The Publishers really should have mentioned, either on the cover or inside, that Rhapsody is the first volume in an epic Fantasy trilogy. Readers expecting resolution will instead find major plot threads left dangling, so be warned.

Ex-prostitute Rhapsody is a Lirin Singer and Namer who can invoke the real names of things to magical effect. On the run from a sadistic ex-client, she bumps into Grunthor, a massive Bolg warrior, and Achmed, a Dhracian assassin. When she asks the odd couple for their help, they agree - with unexpected results. Rhapsody accidentally 'renames' Achmed, thus breaking his enslavement to evil fire spirit Tsoltan; the two men then insist the unwilling singer accompany them not only to the sacred Great Tree Sagia, but also deep inside it. When the three finally emerge, having crawled along Sagia's amazing taproot from one side of the world to the other, they have been literally transformed, and Rhapsody now owns a magical sword.
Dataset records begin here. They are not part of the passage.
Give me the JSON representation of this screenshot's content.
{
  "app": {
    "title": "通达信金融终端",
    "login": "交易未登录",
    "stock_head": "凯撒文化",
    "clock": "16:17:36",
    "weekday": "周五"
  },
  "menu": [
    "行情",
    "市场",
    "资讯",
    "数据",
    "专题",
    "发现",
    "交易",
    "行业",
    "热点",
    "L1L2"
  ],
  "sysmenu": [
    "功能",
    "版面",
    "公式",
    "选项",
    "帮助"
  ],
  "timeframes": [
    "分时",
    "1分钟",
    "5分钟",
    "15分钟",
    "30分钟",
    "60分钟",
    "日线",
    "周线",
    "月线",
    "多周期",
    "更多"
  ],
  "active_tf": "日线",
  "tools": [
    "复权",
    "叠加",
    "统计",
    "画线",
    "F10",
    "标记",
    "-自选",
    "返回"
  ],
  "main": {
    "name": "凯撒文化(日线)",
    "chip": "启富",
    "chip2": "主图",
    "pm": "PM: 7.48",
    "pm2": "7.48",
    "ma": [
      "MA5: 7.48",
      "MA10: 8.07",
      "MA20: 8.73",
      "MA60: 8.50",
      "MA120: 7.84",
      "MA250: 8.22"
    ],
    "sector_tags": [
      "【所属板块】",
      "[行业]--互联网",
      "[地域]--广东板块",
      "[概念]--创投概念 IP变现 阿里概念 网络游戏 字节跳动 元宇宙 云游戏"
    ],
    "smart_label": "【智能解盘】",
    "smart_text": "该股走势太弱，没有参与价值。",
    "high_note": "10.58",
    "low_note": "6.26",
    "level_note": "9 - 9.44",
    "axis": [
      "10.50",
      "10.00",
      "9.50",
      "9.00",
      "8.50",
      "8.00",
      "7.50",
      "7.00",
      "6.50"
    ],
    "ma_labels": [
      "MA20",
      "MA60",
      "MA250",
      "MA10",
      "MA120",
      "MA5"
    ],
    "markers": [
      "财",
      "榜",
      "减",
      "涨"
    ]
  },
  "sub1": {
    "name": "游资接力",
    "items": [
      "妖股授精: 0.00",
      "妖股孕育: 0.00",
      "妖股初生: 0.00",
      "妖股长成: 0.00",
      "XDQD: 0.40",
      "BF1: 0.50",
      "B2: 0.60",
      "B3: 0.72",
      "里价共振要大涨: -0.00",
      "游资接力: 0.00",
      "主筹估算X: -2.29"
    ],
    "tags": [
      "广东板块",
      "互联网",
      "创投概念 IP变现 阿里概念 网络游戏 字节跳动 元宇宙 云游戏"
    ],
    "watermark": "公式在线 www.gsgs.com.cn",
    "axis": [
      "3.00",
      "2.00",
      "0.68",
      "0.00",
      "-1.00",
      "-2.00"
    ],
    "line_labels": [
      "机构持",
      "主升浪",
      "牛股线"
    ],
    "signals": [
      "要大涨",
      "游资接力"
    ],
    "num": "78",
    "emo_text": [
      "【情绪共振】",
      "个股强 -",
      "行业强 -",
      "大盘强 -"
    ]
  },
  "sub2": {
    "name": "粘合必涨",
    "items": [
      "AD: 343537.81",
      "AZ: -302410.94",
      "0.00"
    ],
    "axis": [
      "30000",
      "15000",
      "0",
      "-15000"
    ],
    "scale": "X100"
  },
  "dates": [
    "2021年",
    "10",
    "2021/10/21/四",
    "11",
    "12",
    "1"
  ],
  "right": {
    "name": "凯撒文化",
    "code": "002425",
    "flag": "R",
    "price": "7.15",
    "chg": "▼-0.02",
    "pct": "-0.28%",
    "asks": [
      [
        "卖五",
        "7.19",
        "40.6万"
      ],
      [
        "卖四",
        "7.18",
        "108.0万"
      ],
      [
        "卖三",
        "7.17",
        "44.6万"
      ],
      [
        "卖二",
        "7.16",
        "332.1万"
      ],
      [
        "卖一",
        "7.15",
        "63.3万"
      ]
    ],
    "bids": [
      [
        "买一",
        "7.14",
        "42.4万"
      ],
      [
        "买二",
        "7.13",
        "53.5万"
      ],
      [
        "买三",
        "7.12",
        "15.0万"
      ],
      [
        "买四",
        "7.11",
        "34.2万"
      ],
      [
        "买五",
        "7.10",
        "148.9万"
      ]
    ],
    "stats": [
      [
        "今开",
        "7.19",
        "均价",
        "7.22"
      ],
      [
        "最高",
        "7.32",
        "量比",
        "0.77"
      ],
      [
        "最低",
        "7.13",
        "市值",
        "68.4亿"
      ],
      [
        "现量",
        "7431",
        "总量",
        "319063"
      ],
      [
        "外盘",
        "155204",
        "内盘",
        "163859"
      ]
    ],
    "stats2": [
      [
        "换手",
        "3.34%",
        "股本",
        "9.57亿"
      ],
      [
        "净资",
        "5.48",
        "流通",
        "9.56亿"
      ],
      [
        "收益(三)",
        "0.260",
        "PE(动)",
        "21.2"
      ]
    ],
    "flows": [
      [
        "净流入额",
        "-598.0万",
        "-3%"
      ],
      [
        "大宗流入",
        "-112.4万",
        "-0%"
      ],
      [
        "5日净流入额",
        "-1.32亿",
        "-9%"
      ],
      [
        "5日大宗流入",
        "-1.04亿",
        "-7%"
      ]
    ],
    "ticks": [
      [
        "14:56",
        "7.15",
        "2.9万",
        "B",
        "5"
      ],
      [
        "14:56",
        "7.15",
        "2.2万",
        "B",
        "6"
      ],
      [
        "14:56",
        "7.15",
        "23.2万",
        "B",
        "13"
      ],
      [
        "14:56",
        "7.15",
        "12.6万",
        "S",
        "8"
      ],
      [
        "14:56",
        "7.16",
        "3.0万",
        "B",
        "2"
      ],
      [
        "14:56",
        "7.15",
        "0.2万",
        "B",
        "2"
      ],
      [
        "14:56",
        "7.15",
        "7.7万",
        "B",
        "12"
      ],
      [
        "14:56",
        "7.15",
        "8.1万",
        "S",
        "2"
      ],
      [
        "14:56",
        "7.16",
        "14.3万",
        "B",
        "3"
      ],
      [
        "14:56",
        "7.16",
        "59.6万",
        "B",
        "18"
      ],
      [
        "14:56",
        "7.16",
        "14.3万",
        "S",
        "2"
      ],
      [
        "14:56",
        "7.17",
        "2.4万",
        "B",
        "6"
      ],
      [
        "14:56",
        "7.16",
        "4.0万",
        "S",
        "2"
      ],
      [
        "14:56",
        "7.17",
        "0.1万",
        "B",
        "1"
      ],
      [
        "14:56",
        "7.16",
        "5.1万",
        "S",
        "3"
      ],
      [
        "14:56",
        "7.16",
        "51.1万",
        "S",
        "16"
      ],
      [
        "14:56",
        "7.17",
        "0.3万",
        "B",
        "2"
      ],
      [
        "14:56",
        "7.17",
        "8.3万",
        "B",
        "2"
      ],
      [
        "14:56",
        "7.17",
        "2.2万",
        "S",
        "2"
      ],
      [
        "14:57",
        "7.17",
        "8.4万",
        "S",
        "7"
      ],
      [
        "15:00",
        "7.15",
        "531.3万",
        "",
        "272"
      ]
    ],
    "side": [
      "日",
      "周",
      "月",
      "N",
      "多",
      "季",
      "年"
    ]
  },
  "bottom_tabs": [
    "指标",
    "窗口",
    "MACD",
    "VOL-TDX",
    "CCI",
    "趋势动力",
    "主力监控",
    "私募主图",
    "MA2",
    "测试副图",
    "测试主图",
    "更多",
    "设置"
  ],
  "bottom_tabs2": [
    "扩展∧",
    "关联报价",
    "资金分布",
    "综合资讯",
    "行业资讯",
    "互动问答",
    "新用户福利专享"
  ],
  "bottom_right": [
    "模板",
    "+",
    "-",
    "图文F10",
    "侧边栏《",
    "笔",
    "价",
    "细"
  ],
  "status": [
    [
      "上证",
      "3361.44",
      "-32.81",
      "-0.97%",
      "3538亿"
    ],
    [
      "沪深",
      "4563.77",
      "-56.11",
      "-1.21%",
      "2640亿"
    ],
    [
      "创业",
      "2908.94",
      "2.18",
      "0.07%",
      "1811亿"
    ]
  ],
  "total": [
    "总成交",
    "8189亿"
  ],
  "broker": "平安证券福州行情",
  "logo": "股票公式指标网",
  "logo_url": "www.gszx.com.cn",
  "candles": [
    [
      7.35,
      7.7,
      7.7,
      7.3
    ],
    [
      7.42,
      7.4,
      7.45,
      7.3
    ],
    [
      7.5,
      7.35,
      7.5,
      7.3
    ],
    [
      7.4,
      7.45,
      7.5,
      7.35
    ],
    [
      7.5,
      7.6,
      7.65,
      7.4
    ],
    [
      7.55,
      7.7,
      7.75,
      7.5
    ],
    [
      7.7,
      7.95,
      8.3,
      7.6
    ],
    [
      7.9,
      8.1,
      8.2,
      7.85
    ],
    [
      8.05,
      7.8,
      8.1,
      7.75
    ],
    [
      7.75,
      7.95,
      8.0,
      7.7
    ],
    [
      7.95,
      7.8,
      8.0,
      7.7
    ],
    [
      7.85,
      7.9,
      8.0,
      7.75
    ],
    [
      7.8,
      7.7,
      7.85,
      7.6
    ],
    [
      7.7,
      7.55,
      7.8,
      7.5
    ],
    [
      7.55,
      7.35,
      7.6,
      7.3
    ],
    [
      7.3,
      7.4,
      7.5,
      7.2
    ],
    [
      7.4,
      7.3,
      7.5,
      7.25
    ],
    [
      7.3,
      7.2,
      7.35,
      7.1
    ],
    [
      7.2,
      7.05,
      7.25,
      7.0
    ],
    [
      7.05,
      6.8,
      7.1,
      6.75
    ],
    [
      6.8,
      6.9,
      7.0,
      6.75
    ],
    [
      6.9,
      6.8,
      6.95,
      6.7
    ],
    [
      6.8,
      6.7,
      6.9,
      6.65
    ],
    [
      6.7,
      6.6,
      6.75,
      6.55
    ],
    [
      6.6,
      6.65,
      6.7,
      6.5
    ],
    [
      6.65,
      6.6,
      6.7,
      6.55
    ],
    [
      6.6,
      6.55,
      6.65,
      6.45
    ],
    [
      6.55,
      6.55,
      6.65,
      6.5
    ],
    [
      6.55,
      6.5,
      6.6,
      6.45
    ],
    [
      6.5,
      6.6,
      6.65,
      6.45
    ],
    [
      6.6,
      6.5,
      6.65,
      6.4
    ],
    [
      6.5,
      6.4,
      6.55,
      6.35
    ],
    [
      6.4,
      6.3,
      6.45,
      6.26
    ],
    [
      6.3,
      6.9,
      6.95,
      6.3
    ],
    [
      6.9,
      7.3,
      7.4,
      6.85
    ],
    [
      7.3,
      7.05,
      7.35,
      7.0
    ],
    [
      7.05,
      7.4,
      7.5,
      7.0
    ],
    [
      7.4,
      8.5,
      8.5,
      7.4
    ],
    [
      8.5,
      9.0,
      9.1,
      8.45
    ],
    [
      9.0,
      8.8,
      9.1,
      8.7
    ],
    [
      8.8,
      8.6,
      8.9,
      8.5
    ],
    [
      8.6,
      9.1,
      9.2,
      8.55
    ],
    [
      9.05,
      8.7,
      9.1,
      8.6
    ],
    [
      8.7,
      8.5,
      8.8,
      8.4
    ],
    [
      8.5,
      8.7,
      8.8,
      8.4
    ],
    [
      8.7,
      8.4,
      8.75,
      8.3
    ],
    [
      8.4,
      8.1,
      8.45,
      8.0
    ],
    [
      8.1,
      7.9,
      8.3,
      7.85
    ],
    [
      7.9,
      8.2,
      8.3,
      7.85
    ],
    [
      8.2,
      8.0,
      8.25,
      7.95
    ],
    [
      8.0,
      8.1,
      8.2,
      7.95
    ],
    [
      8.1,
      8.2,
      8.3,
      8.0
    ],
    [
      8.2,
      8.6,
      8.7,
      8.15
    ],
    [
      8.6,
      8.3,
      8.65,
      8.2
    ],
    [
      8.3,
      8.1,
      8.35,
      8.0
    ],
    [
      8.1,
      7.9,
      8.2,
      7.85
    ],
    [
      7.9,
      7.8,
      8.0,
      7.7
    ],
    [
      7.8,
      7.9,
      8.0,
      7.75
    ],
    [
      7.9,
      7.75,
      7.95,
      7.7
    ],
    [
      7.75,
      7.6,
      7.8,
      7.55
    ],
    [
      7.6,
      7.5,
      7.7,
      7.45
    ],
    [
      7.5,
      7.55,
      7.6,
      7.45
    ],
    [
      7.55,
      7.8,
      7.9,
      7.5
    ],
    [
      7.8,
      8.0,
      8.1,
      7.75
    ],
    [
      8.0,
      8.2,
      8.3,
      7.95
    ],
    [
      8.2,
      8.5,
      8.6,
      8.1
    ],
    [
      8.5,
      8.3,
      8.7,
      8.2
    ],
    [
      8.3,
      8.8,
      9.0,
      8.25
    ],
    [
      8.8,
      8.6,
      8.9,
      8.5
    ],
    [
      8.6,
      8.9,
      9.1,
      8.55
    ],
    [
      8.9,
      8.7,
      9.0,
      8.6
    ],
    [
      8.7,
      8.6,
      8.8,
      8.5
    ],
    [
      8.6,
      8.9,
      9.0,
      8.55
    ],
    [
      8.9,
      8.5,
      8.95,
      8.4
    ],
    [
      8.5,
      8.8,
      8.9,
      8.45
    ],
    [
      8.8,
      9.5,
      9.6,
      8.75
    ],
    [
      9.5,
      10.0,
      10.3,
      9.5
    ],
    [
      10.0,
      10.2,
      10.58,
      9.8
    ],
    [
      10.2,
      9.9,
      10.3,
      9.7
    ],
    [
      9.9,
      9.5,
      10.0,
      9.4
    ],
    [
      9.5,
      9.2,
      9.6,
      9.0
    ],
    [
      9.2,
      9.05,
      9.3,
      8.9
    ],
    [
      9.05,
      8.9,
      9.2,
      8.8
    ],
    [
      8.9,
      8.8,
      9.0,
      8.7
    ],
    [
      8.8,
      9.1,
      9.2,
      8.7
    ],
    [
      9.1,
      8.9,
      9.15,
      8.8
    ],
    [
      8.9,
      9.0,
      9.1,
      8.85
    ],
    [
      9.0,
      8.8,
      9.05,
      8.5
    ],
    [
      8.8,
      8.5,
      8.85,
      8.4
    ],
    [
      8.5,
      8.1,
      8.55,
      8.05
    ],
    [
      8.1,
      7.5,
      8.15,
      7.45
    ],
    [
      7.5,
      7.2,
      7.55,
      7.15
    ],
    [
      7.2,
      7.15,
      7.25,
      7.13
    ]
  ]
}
They are shocked to learn 1400 years have passed, and they are on a different continent, their island home long since submerged beneath the waves. Though the new land seems initially to be a rural idyll, sinister forces involving the blood sacrifice of children are at work. Has Tsoltan survived the centuries, and will he find and re-enslave Achmed? And who is the mysterious dragon-blooded man, Ashe, who seems so attracted to Rhapsody?

This is Elizabeth Haydon's début, and though her prose is occasionally clumsy and relationships overly romanticized, she handles her huge plot, richly imagined setting, and huge cast of engaging and complex characters well. Some judicious pruning would help, though; the section where the protagonists are crawling along the root simply goes on too long.

A promising début. It will be interesting to see whether the sequel, Prophecy, can build on Haydon's undoubted potential.

Starburst rating: 7 / 10
Barbara Davies

Reviews © Visual Imagination 2000. Not for reproduction